In chapter 12 of Luke we read our Lord’s words, “For where your treasure is, there your heart will be also.” But do we even understand what our treasure is? If we cannot grasp just what our treasure truly is, how can we understand where it is? Where is the wealth of God? Is it the works He made, this creation? No. Is it His law for His creation – the ways and means by which His creation is to be managed and preserved? No. It is His life! We read in the 1st chapter of John that “in Him was life, and the life was the light of men.” This does not simply mean that Jesus was alive, rather all life resides in Him. All that lives, lives through He who said, “let there be light!” The wealth of God is life! And how did He spend that life? He came in the flesh, and suffered and died for our sake, freely giving away His life for us. As a free gift, the Father gives us His wealth – eternal life – through faith in Jesus Christ in whom all life resides and who laid that life down for us.
So how are we to spend our wealth, the wealth that has been given to us by our heavenly Father? Do we spend it on ourselves? Do we go and give ourselves over to our own pleasures, living day after day as if this eternal life is truly ours and not given to us by God, paid out through the blood of Jesus Christ? Or do we hold onto it, leaving it untouched, preserved pure and unspent, continuing day after day hidden away in our churches not spending any of the eternal life entrusted to us as if we might somehow run out; as if there is not enough to share? No! You must follow the example of the father in this parable who gave it away heedlessly, even recklessly; and you must follow the example of God the Father’s eternally begotten Son, who spent His life, pouring it out for you through His blood on the cross. You have been entrusted with eternal wealth, and you are called to spend it. You are called not to hold onto it for fear you might lose it or you might not have enough.

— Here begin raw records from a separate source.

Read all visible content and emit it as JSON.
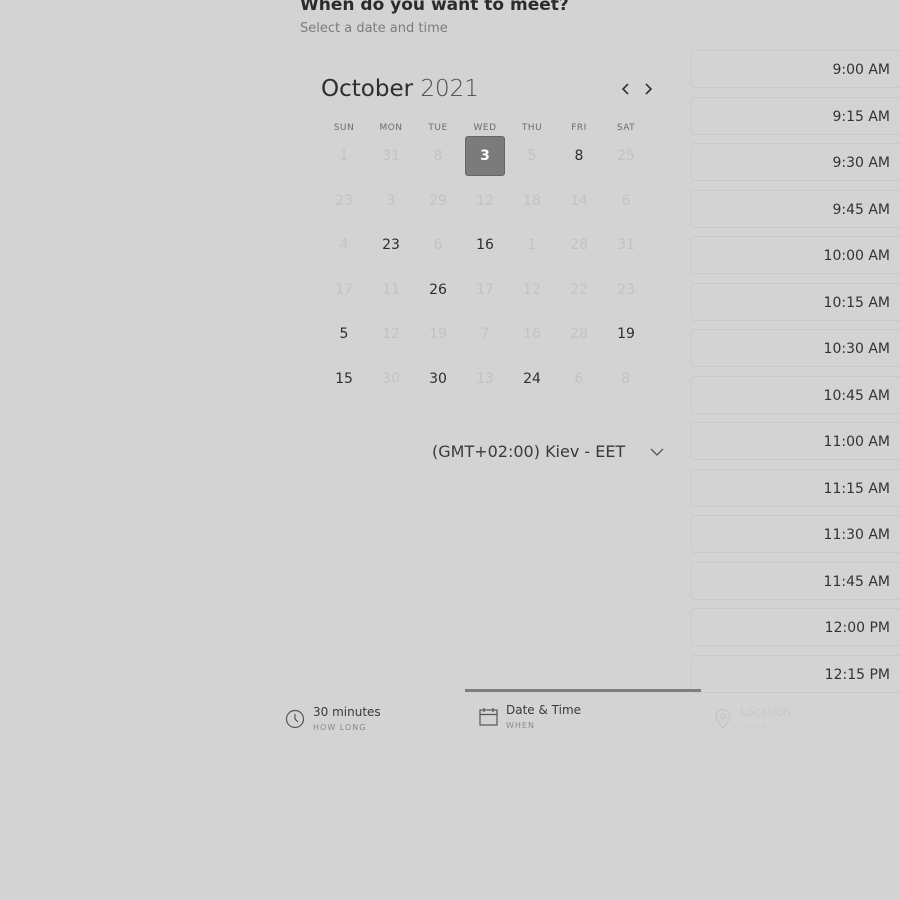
{
  "header": {
    "title": "When do you want to meet?",
    "subtitle": "Select a date and time"
  },
  "calendar": {
    "month": "October",
    "year": "2021",
    "prev_icon": "chevron-left-icon",
    "next_icon": "chevron-right-icon",
    "weekdays": [
      "SUN",
      "MON",
      "TUE",
      "WED",
      "THU",
      "FRI",
      "SAT"
    ],
    "weeks": [
      [
        {
          "d": "1",
          "s": "dis"
        },
        {
          "d": "31",
          "s": "dis"
        },
        {
          "d": "8",
          "s": "dis"
        },
        {
          "d": "3",
          "s": "sel"
        },
        {
          "d": "5",
          "s": "dis"
        },
        {
          "d": "8",
          "s": "avail"
        },
        {
          "d": "25",
          "s": "dis"
        }
      ],
      [
        {
          "d": "23",
          "s": "dis"
        },
        {
          "d": "3",
          "s": "dis"
        },
        {
          "d": "29",
          "s": "dis"
        },
        {
          "d": "12",
          "s": "dis"
        },
        {
          "d": "18",
          "s": "dis"
        },
        {
          "d": "14",
          "s": "dis"
        },
        {
          "d": "6",
          "s": "dis"
        }
      ],
      [
        {
          "d": "4",
          "s": "dis"
        },
        {
          "d": "23",
          "s": "avail"
        },
        {
          "d": "6",
          "s": "dis"
        },
        {
          "d": "16",
          "s": "avail"
        },
        {
          "d": "1",
          "s": "dis"
        },
        {
          "d": "28",
          "s": "dis"
        },
        {
          "d": "31",
          "s": "dis"
        }
      ],
      [
        {
          "d": "17",
          "s": "dis"
        },
        {
          "d": "11",
          "s": "dis"
        },
        {
          "d": "26",
          "s": "avail"
        },
        {
          "d": "17",
          "s": "dis"
        },
        {
          "d": "12",
          "s": "dis"
        },
        {
          "d": "22",
          "s": "dis"
        },
        {
          "d": "23",
          "s": "dis"
        }
      ],
      [
        {
          "d": "5",
          "s": "avail"
        },
        {
          "d": "12",
          "s": "dis"
        },
        {
          "d": "19",
          "s": "dis"
        },
        {
          "d": "7",
          "s": "dis"
        },
        {
          "d": "16",
          "s": "dis"
        },
        {
          "d": "28",
          "s": "dis"
        },
        {
          "d": "19",
          "s": "avail"
        }
      ],
      [
        {
          "d": "15",
          "s": "avail"
        },
        {
          "d": "30",
          "s": "dis"
        },
        {
          "d": "30",
          "s": "avail"
        },
        {
          "d": "13",
          "s": "dis"
        },
        {
          "d": "24",
          "s": "avail"
        },
        {
          "d": "6",
          "s": "dis"
        },
        {
          "d": "8",
          "s": "dis"
        }
      ]
    ]
  },
  "timezone": {
    "label": "(GMT+02:00) Kiev - EET",
    "icon": "chevron-down-icon"
  },
  "time_slots": [
    "9:00 AM",
    "9:15 AM",
    "9:30 AM",
    "9:45 AM",
    "10:00 AM",
    "10:15 AM",
    "10:30 AM",
    "10:45 AM",
    "11:00 AM",
    "11:15 AM",
    "11:30 AM",
    "11:45 AM",
    "12:00 PM",
    "12:15 PM"
  ],
  "steps": {
    "progress_step": "Date & Time",
    "duration": {
      "title": "30 minutes",
      "caption": "HOW LONG",
      "icon": "clock-icon"
    },
    "datetime": {
      "title": "Date & Time",
      "caption": "WHEN",
      "icon": "calendar-icon"
    },
    "location": {
      "title": "Location",
      "caption": "WHERE",
      "icon": "map-pin-icon"
    }
  },
  "colors": {
    "background": "#d3d3d3",
    "selected_day": "#7b7b7b",
    "progress": "#7e7e7e"
  }
}
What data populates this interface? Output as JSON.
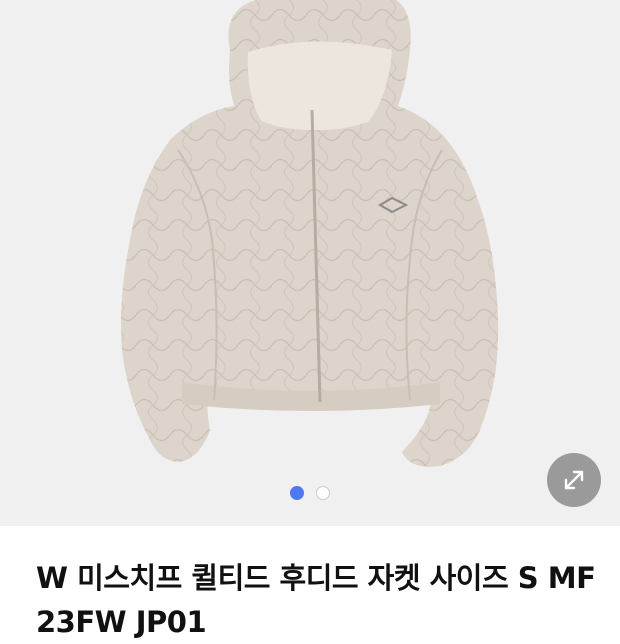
{
  "product": {
    "title": "W 미스치프 퀼티드 후디드 자켓 사이즈 S MF 23FW JP01"
  },
  "gallery": {
    "image_subject": "jacket-photo",
    "pagination": {
      "total": 2,
      "current": 1
    },
    "expand_icon": "expand-diagonal-icon"
  },
  "colors": {
    "background": "#f0f0f0",
    "jacket": "#ddd4cb",
    "active_dot": "#4f79f0",
    "inactive_dot": "#ffffff",
    "expand_button": "#787878"
  }
}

You are called not to spend it on yourself, but to spend it on your neighbor who has not received this gift of eternal life. You are called to spend your wealth.